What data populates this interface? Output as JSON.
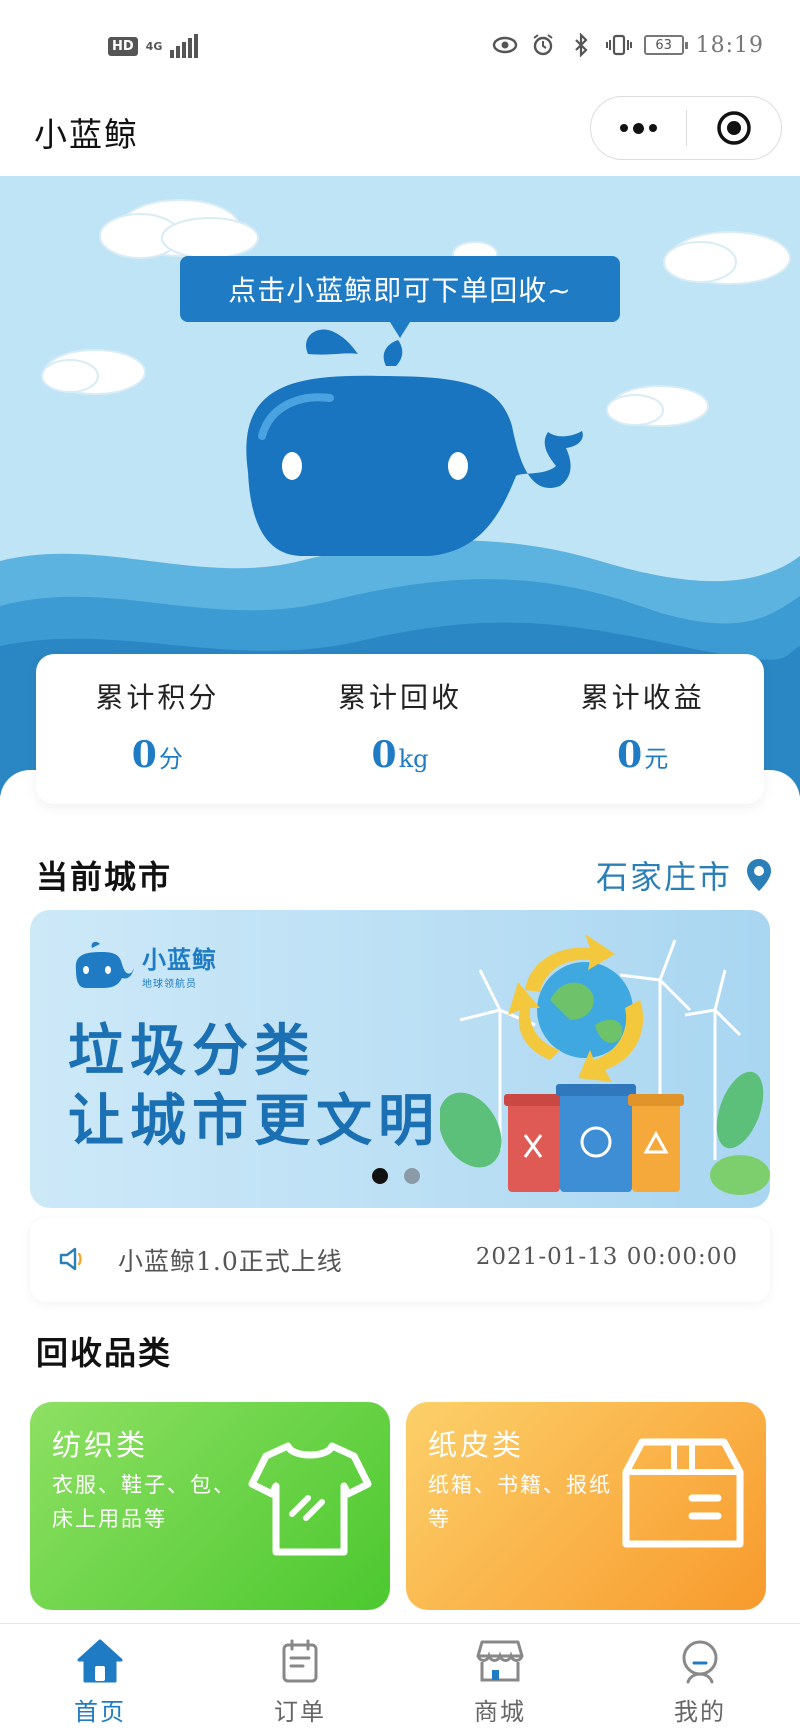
{
  "status_bar": {
    "hd": "HD",
    "network": "4G",
    "battery": "63",
    "time": "18:19"
  },
  "title_bar": {
    "title": "小蓝鲸"
  },
  "hero": {
    "bubble_text": "点击小蓝鲸即可下单回收~"
  },
  "stats": [
    {
      "label": "累计积分",
      "value": "0",
      "unit": "分"
    },
    {
      "label": "累计回收",
      "value": "0",
      "unit": "kg"
    },
    {
      "label": "累计收益",
      "value": "0",
      "unit": "元"
    }
  ],
  "city": {
    "heading": "当前城市",
    "name": "石家庄市"
  },
  "banner": {
    "brand": "小蓝鲸",
    "brand_sub": "地球领航员",
    "line1": "垃圾分类",
    "line2": "让城市更文明",
    "active_slide": 1,
    "slide_count": 2
  },
  "notice": {
    "text": "小蓝鲸1.0正式上线",
    "date": "2021-01-13 00:00:00"
  },
  "categories_heading": "回收品类",
  "categories": [
    {
      "title": "纺织类",
      "desc": "衣服、鞋子、包、床上用品等",
      "icon": "tshirt-icon",
      "color_start": "#8ee063",
      "color_end": "#4cc82f"
    },
    {
      "title": "纸皮类",
      "desc": "纸箱、书籍、报纸等",
      "icon": "box-icon",
      "color_start": "#fcd06a",
      "color_end": "#f89a2c"
    }
  ],
  "tabbar": [
    {
      "label": "首页",
      "icon": "home-icon",
      "active": true
    },
    {
      "label": "订单",
      "icon": "order-icon",
      "active": false
    },
    {
      "label": "商城",
      "icon": "shop-icon",
      "active": false
    },
    {
      "label": "我的",
      "icon": "user-icon",
      "active": false
    }
  ],
  "colors": {
    "brand_blue": "#1f7bc4",
    "sky": "#bfe4f6",
    "active_tab": "#1f7bc4"
  }
}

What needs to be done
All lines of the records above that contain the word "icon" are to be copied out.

Response to the task
      "icon": "tshirt-icon",
      "icon": "box-icon",
      "icon": "home-icon",
      "icon": "order-icon",
      "icon": "shop-icon",
      "icon": "user-icon",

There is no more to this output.